China has recorded its first population decline in six decades. The country’s National Bureau of Statistics announced on Tuesday 24 January that there were 850,000 fewer people in mainland China at the end of 2022, compared with the previous year. There were 9.56 million births and 10.41 million deaths, the first time deaths have outnumbered births.
This is the first drop in population numbers since 1961, the final year of China’s Great Famine. The country reported the lowest birth rate on record – it was 6.77 births per 1,000 people last year, down from 7.52 the year before. How China responds to a demographic drop will likely have global implications, therefore these numbers also carry significant importance for the rest of the world. The demographer, Yi Fuxian, said: “China’s demographic and economic outlook is much bleaker than expected. China will have to undergo a strategic contraction and adjust its social, economic, defence, and foreign policies.” But what might these adjustments look like?
Housing prices, welfare, education, healthcare – reasons why people can’t afford to have children.
–commenter on Weibo
Before we address that, let’s explore why the population has declined for the first time since the early 1960s. During the 1960’s Mao Zedong’s collective farming and industrialisation produced a massive famine that killed tens of millions of people. China’s controversial one-child policy, introduced in 1979, slowed down population growth, and families that violated the rules were fined (and, in some cases, fired). As the culture historically favours boys, there were many forced abortions, and the gender ratio skewed massively towards boys from the 1980s onwards.
Due to governmental fears regarding the falling birth rate, the policy was scrapped in 2016 and married couples were allowed to have two children.
The ability of the Chinese economy to be the engine of global growth that it has been in the past looks increasingly in question.
–Roland Rajah, director of the Indo-Pacific Development Centre at the Lowry Institute
The central and local governments began enacting policies to reverse (or at least slow) this trend, including tax breaks and longer maternity leave. But this has not thus far worked, with some experts suggesting that moves to encourage childbirth were not matched by efforts to ease the burden of childcare, such as more help for working mothers or access to education. This was echoed by a commenter on Weibo, who said that the social pressures driving the low birth rate still remained: “Housing prices, welfare, education, healthcare – reasons why people can’t afford to have children. Now who dares to have children, housing prices are so expensive, no one wants to get married and even fall in love, let alone have children. Not talking about raising social security, only talking about raising the fertility rate, it’s all just crap.”
There were 9.56 million births and 10.41 million deaths, the first time deaths have outnumbered births.

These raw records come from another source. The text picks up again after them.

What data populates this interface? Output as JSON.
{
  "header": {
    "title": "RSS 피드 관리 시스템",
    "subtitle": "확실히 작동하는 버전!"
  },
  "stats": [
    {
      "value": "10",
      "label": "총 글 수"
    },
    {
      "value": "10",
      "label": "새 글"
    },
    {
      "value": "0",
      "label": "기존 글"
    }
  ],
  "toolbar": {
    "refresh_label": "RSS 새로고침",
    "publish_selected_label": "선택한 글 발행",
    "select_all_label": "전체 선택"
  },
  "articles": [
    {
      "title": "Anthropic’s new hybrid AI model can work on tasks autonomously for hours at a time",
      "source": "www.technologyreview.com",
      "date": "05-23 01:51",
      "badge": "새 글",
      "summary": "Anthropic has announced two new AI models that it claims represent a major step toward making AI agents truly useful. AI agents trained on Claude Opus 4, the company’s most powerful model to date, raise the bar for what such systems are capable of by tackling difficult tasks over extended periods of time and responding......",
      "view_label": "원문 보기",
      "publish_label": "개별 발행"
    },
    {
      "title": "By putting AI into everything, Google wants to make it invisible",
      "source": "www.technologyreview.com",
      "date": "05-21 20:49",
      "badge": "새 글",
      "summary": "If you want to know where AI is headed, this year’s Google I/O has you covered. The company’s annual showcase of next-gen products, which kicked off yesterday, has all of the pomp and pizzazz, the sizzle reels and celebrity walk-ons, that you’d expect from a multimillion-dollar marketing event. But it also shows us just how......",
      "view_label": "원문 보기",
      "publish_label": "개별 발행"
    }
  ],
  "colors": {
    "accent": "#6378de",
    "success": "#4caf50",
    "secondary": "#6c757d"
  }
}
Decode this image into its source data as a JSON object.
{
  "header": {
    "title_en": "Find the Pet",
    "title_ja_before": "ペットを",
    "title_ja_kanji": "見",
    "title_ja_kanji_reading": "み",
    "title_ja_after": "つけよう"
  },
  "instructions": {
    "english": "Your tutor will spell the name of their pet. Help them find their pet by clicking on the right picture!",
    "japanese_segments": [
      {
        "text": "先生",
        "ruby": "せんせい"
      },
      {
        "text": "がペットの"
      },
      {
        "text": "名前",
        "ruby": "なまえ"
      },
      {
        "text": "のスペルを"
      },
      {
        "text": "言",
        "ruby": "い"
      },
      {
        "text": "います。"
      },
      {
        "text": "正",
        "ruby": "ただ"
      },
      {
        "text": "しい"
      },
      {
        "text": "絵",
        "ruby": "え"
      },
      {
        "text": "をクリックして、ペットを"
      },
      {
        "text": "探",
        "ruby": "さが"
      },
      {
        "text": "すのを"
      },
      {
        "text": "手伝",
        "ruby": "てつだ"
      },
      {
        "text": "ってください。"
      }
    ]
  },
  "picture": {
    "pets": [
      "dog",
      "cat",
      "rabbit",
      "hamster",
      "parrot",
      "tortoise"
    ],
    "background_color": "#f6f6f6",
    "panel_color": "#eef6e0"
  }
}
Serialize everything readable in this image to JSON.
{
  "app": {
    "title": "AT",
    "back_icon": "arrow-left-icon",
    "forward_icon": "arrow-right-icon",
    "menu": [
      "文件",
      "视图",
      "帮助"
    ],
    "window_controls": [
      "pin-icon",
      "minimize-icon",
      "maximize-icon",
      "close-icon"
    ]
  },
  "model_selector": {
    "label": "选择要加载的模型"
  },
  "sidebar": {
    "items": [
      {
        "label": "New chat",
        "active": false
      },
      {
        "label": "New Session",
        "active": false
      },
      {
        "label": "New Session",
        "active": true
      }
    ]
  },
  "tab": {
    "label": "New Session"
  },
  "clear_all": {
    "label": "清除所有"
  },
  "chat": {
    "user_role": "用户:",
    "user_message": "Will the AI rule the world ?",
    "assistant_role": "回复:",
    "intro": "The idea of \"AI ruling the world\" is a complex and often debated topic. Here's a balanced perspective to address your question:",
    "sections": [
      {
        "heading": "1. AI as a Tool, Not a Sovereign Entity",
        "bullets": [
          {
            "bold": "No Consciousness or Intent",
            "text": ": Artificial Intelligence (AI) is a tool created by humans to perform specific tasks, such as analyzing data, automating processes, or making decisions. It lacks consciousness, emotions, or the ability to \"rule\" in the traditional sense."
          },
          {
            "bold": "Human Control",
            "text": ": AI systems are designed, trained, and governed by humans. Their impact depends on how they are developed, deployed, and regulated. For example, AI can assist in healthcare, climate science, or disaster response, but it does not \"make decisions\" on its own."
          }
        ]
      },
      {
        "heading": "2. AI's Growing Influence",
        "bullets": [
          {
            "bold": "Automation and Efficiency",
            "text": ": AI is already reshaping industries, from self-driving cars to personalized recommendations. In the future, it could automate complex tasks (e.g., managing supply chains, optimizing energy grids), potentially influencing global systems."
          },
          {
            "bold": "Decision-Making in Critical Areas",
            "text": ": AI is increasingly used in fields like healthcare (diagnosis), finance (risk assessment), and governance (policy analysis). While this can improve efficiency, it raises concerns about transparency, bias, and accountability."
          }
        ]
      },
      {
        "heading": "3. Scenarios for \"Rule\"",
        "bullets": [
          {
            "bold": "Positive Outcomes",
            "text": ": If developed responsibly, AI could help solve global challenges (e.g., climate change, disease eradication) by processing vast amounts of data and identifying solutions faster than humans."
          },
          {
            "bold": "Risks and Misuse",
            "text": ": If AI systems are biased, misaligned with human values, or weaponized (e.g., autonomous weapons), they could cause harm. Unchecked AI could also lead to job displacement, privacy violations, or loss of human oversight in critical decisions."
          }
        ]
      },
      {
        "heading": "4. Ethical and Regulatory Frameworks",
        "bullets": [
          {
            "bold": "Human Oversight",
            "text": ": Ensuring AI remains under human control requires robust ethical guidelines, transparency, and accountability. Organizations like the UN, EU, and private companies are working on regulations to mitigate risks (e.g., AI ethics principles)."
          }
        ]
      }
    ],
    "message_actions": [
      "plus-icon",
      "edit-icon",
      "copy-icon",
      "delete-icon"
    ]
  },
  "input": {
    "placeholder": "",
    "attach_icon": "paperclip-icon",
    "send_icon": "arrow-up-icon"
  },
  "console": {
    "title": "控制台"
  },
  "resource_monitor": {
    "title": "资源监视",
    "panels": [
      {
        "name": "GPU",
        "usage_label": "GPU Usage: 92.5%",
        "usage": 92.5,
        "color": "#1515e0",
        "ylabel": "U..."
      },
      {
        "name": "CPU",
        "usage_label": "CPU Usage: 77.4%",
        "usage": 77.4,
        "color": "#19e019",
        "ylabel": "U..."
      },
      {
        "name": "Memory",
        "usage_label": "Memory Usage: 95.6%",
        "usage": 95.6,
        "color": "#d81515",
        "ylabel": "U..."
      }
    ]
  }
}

It is estimated that India will replace China as the most populous nation in 2023, with currently a population of more than 1.4 billion – more than the total population of Africa. Demographers have been expecting that this would happen for a while, as the Chinese population aged and the Indian population grew, but these numbers have consolidated a sense of unease about what comes next. For context, this was not predicted to happen until the early 2030s. Paul Cheung, Singapore’s former chief statistician, said that China has “plenty of manpower” and “a lot of lead time” to manage the situation: “They are not in a doomsday scenario right away.” But the demographic time bomb is ticking, and all eyes are on what China does. Yi has suggested that China will have to improve relations with the West because the alternative is that a shrinking labour force will push up manufacturing costs in China and inflation elsewhere. Typically, countries resolve such dilemmas with immigration, but there’s no sign that China is likely to follow such a major policy shift.
It is estimated that India will replace China as the most populous nation in 2023
By 2035, a third of China’s current population (more than a third) is projected to be above the age of 60, which would put a strain on the country’s infrastructure and resources, due to a large ageing population. It’s entirely feasible that these shifts could dent the unspoken contract between the Communist party and the population, and perhaps trouble China’s superpower status if the state struggles to respond. Roland Rajah, director of the Indo-Pacific Development Centre at the Lowry Institute, offered a potentially pessimistic view. He said: “The latest numbers show that the birth rate has continued to decline quite rapidly. So the picture on China’s demographic problems keeps getting worse. The ability of the Chinese economy to be the engine of global growth that it has been in the past looks increasingly in question.”